Saturday, March 19, 2011


In my dream I'm always
in a massacred town, its name
erased from maps,
no road signs to it.
Only a wrong turn brings me here

where only the noon sun lives.
I'm alone, walking among the atrocities,
guillotines blood-scorched,
gods stabbed at their altars,
dry wells piled up with bones,
a curfew on ghosts.

Who were these people?
And who finished them to the last?
If dust had an alphabet, I would learn.

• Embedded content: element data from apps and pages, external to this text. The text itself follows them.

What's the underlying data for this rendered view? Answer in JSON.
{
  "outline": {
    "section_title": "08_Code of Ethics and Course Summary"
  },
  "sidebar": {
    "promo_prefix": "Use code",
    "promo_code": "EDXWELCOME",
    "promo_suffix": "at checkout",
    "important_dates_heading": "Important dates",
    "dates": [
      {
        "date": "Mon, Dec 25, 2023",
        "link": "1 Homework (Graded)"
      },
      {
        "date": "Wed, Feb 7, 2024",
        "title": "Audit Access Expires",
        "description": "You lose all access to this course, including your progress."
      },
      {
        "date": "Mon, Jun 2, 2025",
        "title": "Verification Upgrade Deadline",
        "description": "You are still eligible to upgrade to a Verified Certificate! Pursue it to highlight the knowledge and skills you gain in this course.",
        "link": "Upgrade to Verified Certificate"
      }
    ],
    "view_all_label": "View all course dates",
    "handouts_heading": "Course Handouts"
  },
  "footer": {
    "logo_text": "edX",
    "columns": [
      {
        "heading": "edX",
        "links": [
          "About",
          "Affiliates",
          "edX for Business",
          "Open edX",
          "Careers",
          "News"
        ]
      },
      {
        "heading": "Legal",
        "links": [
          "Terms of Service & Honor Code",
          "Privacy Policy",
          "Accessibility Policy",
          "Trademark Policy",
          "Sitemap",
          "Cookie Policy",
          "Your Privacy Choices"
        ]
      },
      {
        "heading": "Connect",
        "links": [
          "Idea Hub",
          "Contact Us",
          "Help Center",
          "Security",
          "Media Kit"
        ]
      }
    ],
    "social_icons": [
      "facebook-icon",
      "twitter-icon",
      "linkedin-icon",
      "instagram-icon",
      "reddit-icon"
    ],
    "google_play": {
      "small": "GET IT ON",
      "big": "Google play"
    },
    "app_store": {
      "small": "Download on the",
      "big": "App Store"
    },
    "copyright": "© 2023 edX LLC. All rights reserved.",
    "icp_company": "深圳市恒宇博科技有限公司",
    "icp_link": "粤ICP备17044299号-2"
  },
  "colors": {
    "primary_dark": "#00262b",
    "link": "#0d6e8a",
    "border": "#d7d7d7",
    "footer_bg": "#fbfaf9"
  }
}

I thrust my hand
into the cobwebbed booth
of the town's ghost station,
the platform a snake-scaled rock,
rusted tracks waiting for a lost train,
my ticket a dead spider
hard as stone.